Masako, known to some as 'Brain', was a member of the maths team and the French club and, according to the assistant principal, she 'just passed through the school without causing any great ripples'. After Belmont High, Ms Owada went on to Harvard and Oxford, then began a career as a diplomat. 'She's a product of our schools and we're very proud of her as the New Age woman,' said one resident.
POLITICS makes strange bedfellows, yet again. Bill Clinton received strong support from Barry Goldwater, the ultra- conservative Republican, yesterday when the 1964 presidential nominee called for the ban on homosexuals in the military to be lifted. 'You don't need to be 'straight' to fight and die for your country,' he wrote in the Washington Post. 'You just need to shoot straight.'
Mr Goldwater, the former chairman of the Senate Armed Services Committee, said the government should stay out of people's private lives and stop legislating morality. 'If I were in the Senate today, I would rise on the Senate floor in support of our commander-in-chief,' he said. 'He may be a Democrat, but he happens to be right on this question.'
HE MAY lack the charisma of Teddy Kollek (above), but Ehud Olmert is frankly confident that he has the talent and experience to unseat the six-term mayor of Jerusalem. ('I am certainly going to win this election,' according to the ginger-haired lawyer.)
He's also rather blunt about another factor that he thinks will be on his side: Mr Kollek's 82 years. 'Teddy's just a front,' Mr Olmert, a mere 48, told an interviewer. 'Maybe he will not reach election day' in November. As health minister in the previous Israeli government, is he in a position to know?
A GAULLIST parliamentarian, Jacques Godfrain, has won France's annual political humour prize for a jibe against the Socialist government. He was crowned by a panel of humourists and cartoonists for the line: 'Socialists love the poor so much that they create more of them.'
A special foreign prize was awarded to Teresa Gorman, the British Conservative MP, for her comment: 'Voting for Maastricht is like asking turkeys to vote for Christmas.'
BEING a fugitive just doesn't pay. Erich Honecker has forfeited his honourary East German pension as a 'fighter against fascism' because of the time he spent in Moscow avoiding arrest. A Berlin court ruled that the former Communist leader was not entitled to the pension, a distinction awarded by East Germany to those jailed for resisting the Nazis, because he had been abroad on 30 April 1992, when claims were registered.

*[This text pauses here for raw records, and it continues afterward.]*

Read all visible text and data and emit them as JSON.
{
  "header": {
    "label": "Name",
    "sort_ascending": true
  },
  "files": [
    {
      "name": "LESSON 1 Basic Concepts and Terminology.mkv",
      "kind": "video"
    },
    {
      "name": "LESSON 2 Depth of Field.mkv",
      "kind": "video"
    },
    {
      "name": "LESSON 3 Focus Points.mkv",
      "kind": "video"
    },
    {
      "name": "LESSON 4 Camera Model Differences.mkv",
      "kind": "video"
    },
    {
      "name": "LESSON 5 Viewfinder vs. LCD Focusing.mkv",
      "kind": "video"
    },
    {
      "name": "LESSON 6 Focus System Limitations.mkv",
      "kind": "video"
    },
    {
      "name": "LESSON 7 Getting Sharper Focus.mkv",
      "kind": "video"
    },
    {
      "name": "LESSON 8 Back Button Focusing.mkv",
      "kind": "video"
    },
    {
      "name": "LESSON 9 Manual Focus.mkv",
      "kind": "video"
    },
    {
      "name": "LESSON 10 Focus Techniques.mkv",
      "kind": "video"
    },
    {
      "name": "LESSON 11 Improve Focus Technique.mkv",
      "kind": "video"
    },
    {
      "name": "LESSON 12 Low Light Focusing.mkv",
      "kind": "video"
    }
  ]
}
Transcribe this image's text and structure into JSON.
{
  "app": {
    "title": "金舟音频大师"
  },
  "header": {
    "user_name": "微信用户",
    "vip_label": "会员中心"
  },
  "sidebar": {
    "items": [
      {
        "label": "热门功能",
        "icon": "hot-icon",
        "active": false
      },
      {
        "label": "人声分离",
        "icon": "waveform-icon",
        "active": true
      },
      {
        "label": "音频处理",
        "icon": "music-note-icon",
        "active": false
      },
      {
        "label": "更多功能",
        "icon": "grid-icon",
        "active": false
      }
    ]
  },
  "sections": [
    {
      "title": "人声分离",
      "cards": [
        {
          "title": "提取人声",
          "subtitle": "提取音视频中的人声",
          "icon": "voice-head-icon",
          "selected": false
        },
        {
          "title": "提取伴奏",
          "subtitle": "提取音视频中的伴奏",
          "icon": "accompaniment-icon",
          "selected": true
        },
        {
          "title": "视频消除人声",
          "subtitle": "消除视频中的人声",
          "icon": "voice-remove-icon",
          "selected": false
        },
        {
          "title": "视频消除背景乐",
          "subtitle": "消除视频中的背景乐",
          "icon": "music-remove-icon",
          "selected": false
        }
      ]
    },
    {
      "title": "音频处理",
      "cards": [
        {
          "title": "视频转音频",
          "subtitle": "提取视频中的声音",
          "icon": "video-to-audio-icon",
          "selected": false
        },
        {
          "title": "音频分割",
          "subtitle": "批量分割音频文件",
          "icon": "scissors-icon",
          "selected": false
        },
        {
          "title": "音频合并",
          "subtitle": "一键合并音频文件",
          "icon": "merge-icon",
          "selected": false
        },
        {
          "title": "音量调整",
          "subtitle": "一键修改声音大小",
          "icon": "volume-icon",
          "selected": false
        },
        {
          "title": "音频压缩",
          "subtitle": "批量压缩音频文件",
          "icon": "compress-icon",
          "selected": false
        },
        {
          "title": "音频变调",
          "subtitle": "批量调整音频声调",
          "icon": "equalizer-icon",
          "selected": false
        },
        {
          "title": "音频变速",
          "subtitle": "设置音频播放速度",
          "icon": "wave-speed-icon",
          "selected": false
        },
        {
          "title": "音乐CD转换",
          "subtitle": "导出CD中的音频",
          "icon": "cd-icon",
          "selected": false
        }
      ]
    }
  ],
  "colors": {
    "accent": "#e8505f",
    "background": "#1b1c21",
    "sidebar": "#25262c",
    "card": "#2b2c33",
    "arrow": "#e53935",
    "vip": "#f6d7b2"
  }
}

The pension, which Germany has continued to pay to most East Germans who received it before unification, was worth 1,700 marks ( pounds 690) a month. Mr Honecker, 80, will continue to receive his ordinary old-age pension of DM1,485 a month, his entitlement as a roofer before the Second World War.
(Photograph omitted)Reuse content